Dataset rows for apps and sites:
*** Block opens ***
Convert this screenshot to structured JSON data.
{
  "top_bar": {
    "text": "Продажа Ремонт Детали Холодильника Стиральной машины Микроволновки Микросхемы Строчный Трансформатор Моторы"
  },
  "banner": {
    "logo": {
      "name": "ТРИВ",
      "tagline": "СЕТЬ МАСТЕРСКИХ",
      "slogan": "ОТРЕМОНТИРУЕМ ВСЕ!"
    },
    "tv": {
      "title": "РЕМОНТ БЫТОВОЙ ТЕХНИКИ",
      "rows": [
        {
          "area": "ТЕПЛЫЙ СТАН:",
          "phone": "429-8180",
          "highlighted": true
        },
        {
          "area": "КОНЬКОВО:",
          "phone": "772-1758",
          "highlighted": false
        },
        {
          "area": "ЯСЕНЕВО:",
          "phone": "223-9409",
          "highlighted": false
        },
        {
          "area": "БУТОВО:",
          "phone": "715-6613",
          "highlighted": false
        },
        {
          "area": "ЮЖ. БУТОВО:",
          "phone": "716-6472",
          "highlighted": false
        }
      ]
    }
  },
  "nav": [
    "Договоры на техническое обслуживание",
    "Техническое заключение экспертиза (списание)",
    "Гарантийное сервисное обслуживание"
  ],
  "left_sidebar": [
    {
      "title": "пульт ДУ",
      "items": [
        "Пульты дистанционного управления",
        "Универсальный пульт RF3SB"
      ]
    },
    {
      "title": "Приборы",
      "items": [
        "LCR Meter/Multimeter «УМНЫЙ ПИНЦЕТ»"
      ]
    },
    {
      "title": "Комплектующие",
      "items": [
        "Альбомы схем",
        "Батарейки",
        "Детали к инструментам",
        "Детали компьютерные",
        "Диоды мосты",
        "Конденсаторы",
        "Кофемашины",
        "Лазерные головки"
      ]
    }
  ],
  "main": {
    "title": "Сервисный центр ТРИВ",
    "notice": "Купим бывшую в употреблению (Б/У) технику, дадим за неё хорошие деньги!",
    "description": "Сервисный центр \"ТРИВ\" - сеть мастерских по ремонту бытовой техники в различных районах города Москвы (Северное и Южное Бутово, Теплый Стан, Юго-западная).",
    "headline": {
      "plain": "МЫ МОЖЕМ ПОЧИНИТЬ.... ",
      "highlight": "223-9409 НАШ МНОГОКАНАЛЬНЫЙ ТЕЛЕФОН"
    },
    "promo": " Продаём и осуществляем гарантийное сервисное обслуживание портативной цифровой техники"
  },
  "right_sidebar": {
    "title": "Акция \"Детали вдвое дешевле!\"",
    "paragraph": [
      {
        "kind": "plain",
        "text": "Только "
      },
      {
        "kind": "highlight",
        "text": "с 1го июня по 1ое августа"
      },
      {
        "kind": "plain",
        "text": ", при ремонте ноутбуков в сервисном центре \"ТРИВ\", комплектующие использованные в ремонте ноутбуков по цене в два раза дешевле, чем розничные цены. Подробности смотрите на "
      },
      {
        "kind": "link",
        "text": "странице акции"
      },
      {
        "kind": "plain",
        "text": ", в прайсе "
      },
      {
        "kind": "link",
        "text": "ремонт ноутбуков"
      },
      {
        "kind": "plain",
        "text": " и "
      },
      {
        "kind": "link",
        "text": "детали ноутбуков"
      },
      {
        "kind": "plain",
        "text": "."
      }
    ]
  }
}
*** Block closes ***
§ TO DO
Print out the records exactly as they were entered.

§ COMPLETED EXERCISE
Convert this screenshot to structured JSON data.
{
  "top_bar": {
    "text": "Продажа Ремонт Детали Холодильника Стиральной машины Микроволновки Микросхемы Строчный Трансформатор Моторы"
  },
  "banner": {
    "logo": {
      "name": "ТРИВ",
      "tagline": "СЕТЬ МАСТЕРСКИХ",
      "slogan": "ОТРЕМОНТИРУЕМ ВСЕ!"
    },
    "tv": {
      "title": "РЕМОНТ БЫТОВОЙ ТЕХНИКИ",
      "rows": [
        {
          "area": "ТЕПЛЫЙ СТАН:",
          "phone": "429-8180",
          "highlighted": true
        },
        {
          "area": "КОНЬКОВО:",
          "phone": "772-1758",
          "highlighted": false
        },
        {
          "area": "ЯСЕНЕВО:",
          "phone": "223-9409",
          "highlighted": false
        },
        {
          "area": "БУТОВО:",
          "phone": "715-6613",
          "highlighted": false
        },
        {
          "area": "ЮЖ. БУТОВО:",
          "phone": "716-6472",
          "highlighted": false
        }
      ]
    }
  },
  "nav": [
    "Договоры на техническое обслуживание",
    "Техническое заключение экспертиза (списание)",
    "Гарантийное сервисное обслуживание"
  ],
  "left_sidebar": [
    {
      "title": "пульт ДУ",
      "items": [
        "Пульты дистанционного управления",
        "Универсальный пульт RF3SB"
      ]
    },
    {
      "title": "Приборы",
      "items": [
        "LCR Meter/Multimeter «УМНЫЙ ПИНЦЕТ»"
      ]
    },
    {
      "title": "Комплектующие",
      "items": [
        "Альбомы схем",
        "Батарейки",
        "Детали к инструментам",
        "Детали компьютерные",
        "Диоды мосты",
        "Конденсаторы",
        "Кофемашины",
        "Лазерные головки"
      ]
    }
  ],
  "main": {
    "title": "Сервисный центр ТРИВ",
    "notice": "Купим бывшую в употреблению (Б/У) технику, дадим за неё хорошие деньги!",
    "description": "Сервисный центр \"ТРИВ\" - сеть мастерских по ремонту бытовой техники в различных районах города Москвы (Северное и Южное Бутово, Теплый Стан, Юго-западная).",
    "headline": {
      "plain": "МЫ МОЖЕМ ПОЧИНИТЬ.... ",
      "highlight": "223-9409 НАШ МНОГОКАНАЛЬНЫЙ ТЕЛЕФОН"
    },
    "promo": " Продаём и осуществляем гарантийное сервисное обслуживание портативной цифровой техники"
  },
  "right_sidebar": {
    "title": "Акция \"Детали вдвое дешевле!\"",
    "paragraph": [
      {
        "kind": "plain",
        "text": "Только "
      },
      {
        "kind": "highlight",
        "text": "с 1го июня по 1ое августа"
      },
      {
        "kind": "plain",
        "text": ", при ремонте ноутбуков в сервисном центре \"ТРИВ\", комплектующие использованные в ремонте ноутбуков по цене в два раза дешевле, чем розничные цены. Подробности смотрите на "
      },
      {
        "kind": "link",
        "text": "странице акции"
      },
      {
        "kind": "plain",
        "text": ", в прайсе "
      },
      {
        "kind": "link",
        "text": "ремонт ноутбуков"
      },
      {
        "kind": "plain",
        "text": " и "
      },
      {
        "kind": "link",
        "text": "детали ноутбуков"
      },
      {
        "kind": "plain",
        "text": "."
      }
    ]
  }
}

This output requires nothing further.